The monastery certainly wouldn’t be as beautiful and impressive without its park in the courtyard. You won’t find a quieter place in all Barcelona – except for the birds singing in the trees and the gurgling of the Renaissance fountain in the centre of the courtyard you won’t hear a sound.

via http://bit.ly/1JfAPwR

Sepulcro de Elisenda de Montcada – Monestir de Pedralbes by neobit

Elisenda de Montcada (c. 1292 – 19 June 1364) was a daughter of Pere de Montcada and his wife Elisenda de Pinos. She was Queen consort of Aragon by her marriage.
Elisenda’s great-grandmother was Constance, Lady of Aitona, an illegitimate daughter of Peter II of Aragon, making her and her husband second cousins once removed.
In 1322 Elisenda became the fourth and last wife of James II of Aragon, thirty years her senior. Elisenda became stepmother to James’ ten children by his second marriage to Blanche of Naples. The marriage lasted for only five years before James died in November 1327, they had no children.
In 1326, James and Elisenda had founded the Monastery of Pedralbes. A year after she was widowed, she retired to the monastery of Pedralbes palace immediately. Although she was never a nun, she was endowed with wide powers over the internal workings of the monastery.

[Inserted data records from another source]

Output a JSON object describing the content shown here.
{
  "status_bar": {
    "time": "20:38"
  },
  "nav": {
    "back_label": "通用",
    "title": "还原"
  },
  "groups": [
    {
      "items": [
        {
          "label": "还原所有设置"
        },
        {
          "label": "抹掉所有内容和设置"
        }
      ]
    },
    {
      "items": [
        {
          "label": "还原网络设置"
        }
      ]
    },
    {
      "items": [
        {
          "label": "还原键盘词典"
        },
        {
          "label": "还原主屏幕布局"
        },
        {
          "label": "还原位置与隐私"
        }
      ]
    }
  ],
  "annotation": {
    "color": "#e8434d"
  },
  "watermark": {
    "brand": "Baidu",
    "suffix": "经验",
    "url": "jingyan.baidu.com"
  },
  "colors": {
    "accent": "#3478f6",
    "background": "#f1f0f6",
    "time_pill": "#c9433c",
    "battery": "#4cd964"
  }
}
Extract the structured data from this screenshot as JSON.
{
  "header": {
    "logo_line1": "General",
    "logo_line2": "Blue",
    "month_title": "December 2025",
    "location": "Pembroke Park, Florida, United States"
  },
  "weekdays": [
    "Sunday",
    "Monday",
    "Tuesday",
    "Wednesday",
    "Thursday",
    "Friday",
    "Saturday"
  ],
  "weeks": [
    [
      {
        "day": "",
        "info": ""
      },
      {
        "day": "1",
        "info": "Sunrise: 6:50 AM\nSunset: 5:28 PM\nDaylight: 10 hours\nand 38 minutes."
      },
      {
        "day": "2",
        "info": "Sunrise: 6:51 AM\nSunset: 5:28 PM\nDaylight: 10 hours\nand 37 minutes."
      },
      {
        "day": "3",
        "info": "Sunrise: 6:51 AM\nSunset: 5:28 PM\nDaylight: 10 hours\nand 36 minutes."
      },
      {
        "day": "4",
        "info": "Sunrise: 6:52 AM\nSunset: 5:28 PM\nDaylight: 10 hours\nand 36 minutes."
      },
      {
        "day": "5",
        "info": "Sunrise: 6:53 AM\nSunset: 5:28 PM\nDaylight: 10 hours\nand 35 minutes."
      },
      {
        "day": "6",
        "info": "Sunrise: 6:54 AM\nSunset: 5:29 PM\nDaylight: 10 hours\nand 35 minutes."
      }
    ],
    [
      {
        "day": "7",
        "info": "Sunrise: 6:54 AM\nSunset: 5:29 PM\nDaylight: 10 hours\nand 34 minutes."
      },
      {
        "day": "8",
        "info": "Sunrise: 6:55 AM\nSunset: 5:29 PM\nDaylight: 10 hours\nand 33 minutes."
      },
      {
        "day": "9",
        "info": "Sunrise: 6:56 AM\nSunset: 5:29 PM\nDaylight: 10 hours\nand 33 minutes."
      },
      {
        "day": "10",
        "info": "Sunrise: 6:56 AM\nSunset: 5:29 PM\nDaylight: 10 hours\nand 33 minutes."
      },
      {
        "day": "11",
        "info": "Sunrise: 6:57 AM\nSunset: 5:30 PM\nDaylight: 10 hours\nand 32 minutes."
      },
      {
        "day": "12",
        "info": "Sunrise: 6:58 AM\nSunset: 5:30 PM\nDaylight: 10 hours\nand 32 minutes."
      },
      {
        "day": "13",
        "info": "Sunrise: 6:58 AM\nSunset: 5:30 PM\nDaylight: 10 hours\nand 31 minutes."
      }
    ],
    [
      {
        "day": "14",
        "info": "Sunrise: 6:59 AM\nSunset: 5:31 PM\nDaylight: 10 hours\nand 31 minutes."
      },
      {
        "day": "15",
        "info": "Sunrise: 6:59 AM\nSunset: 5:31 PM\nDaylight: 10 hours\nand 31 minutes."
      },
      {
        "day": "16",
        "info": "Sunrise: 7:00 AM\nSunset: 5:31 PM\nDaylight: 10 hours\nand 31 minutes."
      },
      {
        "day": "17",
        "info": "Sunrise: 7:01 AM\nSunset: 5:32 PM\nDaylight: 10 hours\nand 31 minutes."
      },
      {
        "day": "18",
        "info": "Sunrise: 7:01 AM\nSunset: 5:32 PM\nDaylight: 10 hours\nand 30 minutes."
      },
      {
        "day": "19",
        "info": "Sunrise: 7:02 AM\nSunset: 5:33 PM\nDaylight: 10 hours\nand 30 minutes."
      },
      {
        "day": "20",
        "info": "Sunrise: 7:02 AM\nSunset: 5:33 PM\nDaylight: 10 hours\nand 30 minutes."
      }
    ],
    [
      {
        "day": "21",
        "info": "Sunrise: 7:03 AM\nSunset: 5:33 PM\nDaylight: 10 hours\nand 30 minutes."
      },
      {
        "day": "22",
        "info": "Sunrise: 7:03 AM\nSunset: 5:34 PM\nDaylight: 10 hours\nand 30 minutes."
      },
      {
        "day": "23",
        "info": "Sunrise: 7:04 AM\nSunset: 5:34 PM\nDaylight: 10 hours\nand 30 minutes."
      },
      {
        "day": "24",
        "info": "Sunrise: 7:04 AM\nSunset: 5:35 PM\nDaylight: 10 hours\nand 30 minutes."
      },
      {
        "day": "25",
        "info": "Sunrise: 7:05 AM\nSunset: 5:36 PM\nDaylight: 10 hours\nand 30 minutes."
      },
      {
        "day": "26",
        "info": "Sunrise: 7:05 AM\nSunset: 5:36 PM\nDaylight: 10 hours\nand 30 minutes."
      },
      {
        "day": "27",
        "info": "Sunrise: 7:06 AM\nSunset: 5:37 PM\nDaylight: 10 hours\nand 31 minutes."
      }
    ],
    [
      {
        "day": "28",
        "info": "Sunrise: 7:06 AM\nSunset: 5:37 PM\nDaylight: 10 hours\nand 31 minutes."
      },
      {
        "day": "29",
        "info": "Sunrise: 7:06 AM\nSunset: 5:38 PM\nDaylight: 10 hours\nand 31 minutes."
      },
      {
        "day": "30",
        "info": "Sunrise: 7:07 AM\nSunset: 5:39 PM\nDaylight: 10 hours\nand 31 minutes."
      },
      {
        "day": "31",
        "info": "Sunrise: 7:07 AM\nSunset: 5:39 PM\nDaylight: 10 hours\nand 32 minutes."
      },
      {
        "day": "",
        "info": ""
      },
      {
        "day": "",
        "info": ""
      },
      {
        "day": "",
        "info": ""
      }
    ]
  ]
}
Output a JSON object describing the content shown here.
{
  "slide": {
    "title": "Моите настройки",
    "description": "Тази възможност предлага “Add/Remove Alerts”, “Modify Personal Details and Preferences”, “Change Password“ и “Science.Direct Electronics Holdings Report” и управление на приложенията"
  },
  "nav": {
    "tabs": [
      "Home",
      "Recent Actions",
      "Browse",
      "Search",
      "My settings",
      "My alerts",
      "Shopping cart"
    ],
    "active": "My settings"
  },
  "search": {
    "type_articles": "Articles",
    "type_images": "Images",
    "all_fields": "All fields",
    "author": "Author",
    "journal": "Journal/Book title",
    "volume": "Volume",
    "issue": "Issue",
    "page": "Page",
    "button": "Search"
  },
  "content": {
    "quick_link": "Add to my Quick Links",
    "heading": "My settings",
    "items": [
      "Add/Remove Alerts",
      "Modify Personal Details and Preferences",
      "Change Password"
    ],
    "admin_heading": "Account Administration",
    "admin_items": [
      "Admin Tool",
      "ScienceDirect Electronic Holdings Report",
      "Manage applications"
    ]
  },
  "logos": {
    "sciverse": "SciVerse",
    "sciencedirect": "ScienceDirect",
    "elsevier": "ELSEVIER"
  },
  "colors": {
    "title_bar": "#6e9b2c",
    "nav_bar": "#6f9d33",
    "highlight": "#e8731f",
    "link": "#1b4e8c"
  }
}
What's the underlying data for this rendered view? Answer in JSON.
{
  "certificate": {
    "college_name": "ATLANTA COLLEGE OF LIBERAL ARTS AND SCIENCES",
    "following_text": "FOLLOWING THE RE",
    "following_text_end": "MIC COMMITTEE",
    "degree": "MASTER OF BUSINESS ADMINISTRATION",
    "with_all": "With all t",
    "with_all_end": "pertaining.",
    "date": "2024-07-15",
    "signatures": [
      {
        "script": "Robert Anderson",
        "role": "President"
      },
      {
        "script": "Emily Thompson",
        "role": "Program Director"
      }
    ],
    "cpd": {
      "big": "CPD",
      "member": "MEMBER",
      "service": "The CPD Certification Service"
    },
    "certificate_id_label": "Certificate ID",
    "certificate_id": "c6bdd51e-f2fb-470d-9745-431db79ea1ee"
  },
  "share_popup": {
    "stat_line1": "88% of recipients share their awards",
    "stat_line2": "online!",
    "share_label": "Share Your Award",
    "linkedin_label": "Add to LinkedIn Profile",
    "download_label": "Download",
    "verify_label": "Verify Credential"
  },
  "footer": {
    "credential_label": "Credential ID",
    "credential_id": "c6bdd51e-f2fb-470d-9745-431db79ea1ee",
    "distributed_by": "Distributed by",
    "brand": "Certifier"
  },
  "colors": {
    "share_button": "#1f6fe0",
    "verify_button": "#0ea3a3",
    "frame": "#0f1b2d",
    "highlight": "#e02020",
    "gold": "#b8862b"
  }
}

Elisenda remained there for the rest of her life.
Elisenda died in 1364. Her tomb is an example of Catalan Gothic.
There is something particular about Queen Elisenda’s tomb: the sarcophagus is double-sided. On the cloister side Elisenda is figured as a mourning widow, on the church side as a queen.

via http://bit.ly/1Tx9fm6

Reial Monestir de Santa Maria de Pedralbes by neobit

The monastery was founded by King Jaume el Just (James II of Aragon) for his wife Elisenda de Montcada in 1326.
The construction work of the monastery started in March 1326. Queen Elisenda chose its location in the village of Sarrià, which back then was far out of the city of Barcelona. The name “Pedralbes” derives from the Latin Petras Albas (white stones), a white stone is the cornerstone of the apsis. On May 3, 1327 the nuns moved into the monastery.
Since the monastery was built within just one year, it was not influenced by any other architectural styles and is a fine example of particularly homogeneous gothic architecture in Catalonia.
It was not before the 15th century that the third and lowest storey was added to the cloister.
The church has a single nave, with rib vaults and a polygonal apse, and houses a Gothic retablo by Jaume Huguet. The façade is characterized by a large rose window.
Inside the church, on the right side next to a presbytery – a choir which is only accessible by the clergy – the tomb of Queen Elisenda is located. There is something particular about Queen Elisenda’s tomb: the sarcophagus is double-sided. On the cloister side Elisenda is figured as a mourning widow, on the church side as a queen.

via http://bit.ly/1JW8RsL

Monestir de Pedralbes by neobit

The monastery was founded by King Jaume el Just (James II of Aragon) for his wife Elisenda de Montcada in 1326.
The construction work of the monastery started in March 1326. Queen Elisenda chose its location in the village of Sarrià, which back then was far out of the city of Barcelona. The name “Pedralbes” derives from the Latin Petras Albas (white stones), a white stone is the cornerstone of the apsis. On May 3, 1327 the nuns moved into the monastery.
Since the monastery was built within just one year, it was not influenced by any other architectural styles and is a fine example of particularly homogeneous gothic architecture in Catalonia.
It was not before the 15th century that the third and lowest storey was added to the cloister.
The church has a single nave, with rib vaults and a polygonal apse, and houses a Gothic retablo by Jaume Huguet. The façade is characterized by a large rose window.
Inside the church, on the right side next to a presbytery – a choir which is only accessible by the clergy – the tomb of Queen Elisenda is located. There is something particular about Queen Elisenda’s tomb: the sarcophagus is double-sided. On the cloister side Elisenda is figured as a mourning widow, on the church side as a queen.

via http://bit.ly/1D0CEvk